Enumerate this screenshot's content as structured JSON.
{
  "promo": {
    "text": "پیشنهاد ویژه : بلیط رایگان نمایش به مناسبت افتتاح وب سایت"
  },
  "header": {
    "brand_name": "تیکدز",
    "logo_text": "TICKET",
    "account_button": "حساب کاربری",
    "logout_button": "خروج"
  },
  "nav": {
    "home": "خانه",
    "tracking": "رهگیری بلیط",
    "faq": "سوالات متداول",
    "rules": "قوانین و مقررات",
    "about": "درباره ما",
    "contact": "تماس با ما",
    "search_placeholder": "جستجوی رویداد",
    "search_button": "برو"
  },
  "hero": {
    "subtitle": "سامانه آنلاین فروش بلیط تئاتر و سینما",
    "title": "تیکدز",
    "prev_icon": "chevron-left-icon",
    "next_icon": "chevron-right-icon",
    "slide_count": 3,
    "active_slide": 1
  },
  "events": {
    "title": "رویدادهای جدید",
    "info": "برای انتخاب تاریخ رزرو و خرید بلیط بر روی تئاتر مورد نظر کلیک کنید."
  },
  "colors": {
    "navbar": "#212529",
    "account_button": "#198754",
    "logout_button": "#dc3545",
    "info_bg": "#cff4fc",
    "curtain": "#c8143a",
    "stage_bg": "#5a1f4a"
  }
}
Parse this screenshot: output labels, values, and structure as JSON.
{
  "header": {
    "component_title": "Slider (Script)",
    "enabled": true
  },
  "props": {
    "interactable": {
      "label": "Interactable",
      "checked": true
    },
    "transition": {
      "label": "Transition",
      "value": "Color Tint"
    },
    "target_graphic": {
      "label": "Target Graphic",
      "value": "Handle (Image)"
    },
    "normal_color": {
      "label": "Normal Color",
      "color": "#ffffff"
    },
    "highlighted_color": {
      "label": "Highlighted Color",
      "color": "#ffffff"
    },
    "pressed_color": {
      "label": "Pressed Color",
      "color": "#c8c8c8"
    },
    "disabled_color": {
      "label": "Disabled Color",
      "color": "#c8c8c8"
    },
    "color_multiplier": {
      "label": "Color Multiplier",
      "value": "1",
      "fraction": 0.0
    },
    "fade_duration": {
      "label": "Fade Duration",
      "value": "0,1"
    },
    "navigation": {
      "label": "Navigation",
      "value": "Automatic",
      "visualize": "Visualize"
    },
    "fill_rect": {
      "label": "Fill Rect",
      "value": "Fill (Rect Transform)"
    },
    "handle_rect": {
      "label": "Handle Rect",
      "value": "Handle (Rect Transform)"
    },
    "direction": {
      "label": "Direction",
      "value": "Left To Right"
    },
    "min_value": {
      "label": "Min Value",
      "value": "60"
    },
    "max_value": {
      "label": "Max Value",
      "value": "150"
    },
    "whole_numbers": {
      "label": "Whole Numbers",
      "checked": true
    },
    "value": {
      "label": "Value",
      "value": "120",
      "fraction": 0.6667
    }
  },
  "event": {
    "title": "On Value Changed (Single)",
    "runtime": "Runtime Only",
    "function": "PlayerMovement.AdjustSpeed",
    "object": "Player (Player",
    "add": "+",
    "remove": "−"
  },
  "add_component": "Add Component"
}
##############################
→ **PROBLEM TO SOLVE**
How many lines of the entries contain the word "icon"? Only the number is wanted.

→ **EXPECTED ANSWER**
2